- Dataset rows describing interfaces
------

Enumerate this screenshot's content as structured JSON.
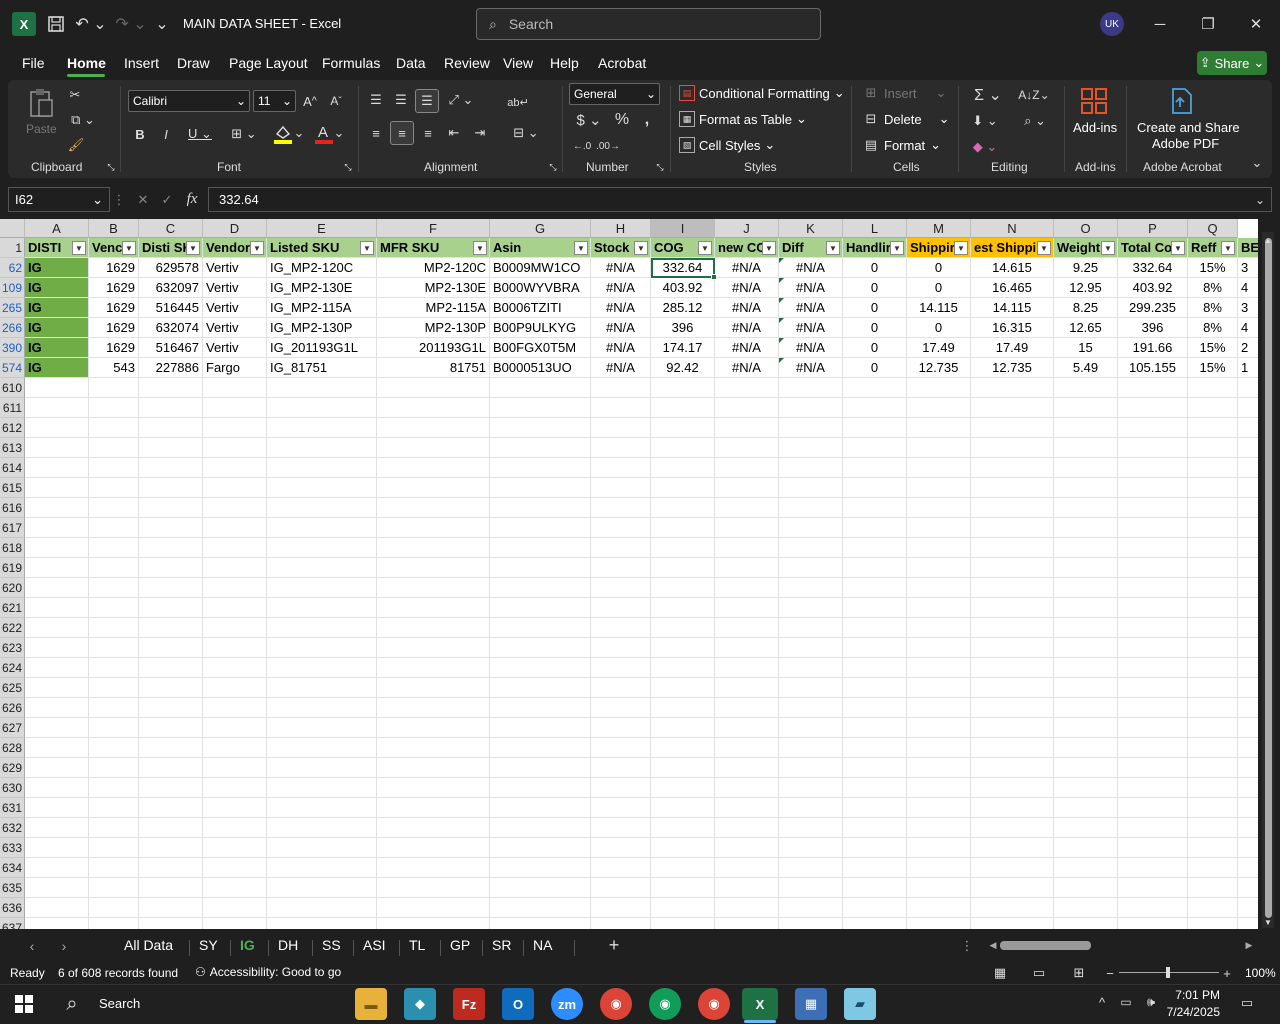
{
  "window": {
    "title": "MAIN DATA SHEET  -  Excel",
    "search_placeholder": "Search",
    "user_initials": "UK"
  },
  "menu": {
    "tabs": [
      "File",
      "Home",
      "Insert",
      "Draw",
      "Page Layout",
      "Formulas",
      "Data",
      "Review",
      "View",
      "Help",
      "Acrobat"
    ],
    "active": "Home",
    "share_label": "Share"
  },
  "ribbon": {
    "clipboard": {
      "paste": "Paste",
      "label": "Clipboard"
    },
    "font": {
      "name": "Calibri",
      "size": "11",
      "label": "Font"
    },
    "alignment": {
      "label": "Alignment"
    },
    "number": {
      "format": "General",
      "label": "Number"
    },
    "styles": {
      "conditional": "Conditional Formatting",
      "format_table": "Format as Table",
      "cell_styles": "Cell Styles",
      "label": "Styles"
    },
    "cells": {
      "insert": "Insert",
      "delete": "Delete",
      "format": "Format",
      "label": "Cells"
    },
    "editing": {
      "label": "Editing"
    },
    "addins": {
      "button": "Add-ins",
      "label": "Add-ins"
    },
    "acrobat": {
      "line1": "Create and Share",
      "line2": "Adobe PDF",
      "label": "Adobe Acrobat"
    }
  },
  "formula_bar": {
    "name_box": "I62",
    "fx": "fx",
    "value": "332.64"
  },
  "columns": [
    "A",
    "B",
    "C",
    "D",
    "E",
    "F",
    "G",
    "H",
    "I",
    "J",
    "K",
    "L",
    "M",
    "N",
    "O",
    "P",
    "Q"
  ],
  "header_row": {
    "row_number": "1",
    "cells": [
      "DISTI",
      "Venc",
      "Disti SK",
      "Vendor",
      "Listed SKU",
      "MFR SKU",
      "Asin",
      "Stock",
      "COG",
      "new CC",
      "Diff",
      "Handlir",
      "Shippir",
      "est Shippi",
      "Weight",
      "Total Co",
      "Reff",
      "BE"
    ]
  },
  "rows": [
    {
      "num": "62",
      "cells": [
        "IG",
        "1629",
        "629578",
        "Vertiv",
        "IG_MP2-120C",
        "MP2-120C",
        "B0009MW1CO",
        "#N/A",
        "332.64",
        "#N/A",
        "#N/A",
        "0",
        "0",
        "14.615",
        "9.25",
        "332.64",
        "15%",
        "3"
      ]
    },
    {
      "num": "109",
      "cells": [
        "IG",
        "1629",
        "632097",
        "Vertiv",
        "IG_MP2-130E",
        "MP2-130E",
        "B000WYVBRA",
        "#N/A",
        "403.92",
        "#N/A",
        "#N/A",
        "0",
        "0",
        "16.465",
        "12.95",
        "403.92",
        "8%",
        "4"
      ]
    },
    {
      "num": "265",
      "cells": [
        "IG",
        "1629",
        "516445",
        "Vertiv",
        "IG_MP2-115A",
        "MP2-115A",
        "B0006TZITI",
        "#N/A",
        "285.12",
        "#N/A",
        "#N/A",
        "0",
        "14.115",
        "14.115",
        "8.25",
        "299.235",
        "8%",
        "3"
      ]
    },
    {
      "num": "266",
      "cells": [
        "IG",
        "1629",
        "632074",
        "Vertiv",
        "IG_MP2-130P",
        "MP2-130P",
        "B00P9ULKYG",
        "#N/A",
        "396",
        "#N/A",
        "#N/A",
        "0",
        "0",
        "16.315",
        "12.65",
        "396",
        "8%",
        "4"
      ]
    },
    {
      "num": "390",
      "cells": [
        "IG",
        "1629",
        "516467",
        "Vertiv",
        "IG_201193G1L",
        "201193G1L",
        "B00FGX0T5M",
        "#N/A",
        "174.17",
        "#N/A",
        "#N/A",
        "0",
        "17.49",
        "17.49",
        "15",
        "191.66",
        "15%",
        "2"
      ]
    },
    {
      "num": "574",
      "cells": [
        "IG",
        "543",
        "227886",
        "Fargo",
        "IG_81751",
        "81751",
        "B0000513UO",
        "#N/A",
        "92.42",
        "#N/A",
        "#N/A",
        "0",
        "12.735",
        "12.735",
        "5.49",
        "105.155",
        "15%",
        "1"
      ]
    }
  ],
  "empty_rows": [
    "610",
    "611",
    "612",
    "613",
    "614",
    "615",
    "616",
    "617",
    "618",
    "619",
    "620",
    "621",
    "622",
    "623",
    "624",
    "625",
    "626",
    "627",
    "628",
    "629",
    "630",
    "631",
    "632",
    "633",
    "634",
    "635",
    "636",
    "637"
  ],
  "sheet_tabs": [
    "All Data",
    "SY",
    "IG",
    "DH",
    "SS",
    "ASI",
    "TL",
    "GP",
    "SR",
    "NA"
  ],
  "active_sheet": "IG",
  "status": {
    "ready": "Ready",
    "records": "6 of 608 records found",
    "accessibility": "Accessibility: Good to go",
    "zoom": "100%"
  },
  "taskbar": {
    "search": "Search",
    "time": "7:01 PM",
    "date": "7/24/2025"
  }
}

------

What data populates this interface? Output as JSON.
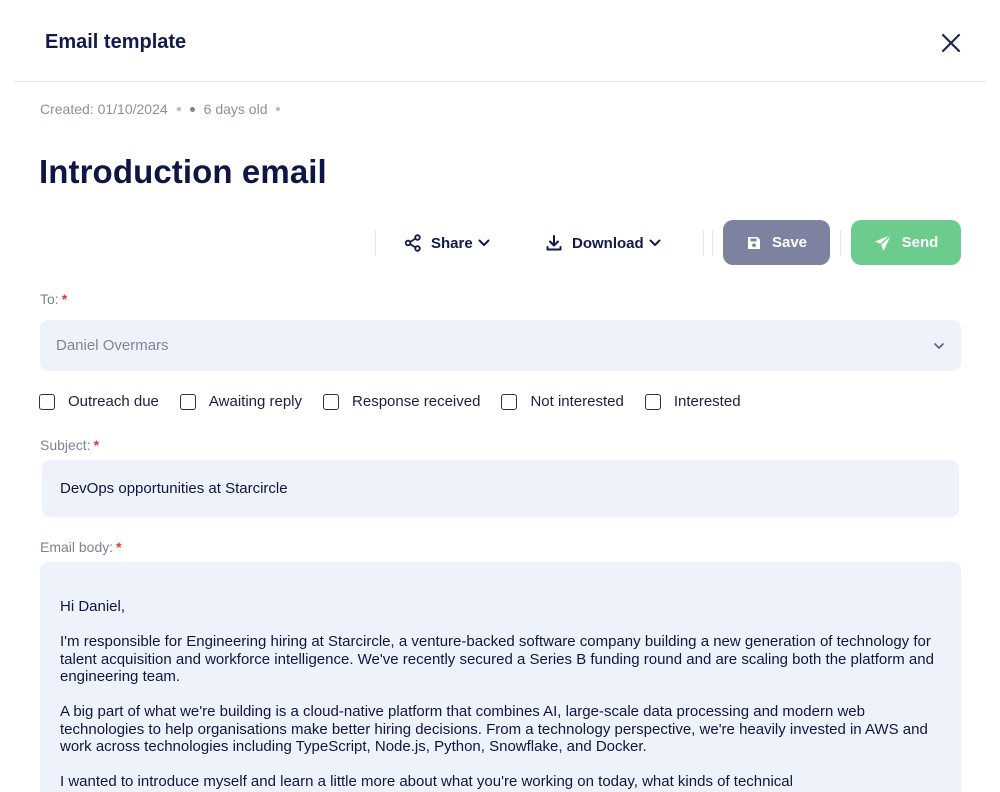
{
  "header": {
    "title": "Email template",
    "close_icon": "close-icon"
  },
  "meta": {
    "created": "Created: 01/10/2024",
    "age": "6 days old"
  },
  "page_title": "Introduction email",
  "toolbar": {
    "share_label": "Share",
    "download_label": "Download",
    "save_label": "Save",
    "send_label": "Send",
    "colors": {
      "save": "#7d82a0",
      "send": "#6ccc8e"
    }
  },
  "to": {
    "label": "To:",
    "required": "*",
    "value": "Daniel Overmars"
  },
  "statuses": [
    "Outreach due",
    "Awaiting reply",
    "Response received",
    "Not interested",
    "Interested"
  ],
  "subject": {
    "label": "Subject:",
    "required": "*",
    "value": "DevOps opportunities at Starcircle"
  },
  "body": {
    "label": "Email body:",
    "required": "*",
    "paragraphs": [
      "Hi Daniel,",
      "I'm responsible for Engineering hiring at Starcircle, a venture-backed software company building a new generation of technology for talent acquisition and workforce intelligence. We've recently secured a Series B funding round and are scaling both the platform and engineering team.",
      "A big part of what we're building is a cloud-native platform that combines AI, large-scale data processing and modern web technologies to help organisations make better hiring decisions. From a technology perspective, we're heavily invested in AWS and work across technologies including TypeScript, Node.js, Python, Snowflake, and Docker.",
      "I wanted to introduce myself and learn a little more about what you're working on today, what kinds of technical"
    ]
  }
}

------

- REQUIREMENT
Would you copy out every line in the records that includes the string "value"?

- REPLY
    "value": "332.64"
    "value": "Daniel Overmars"
    "value": "DevOps opportunities at Starcircle"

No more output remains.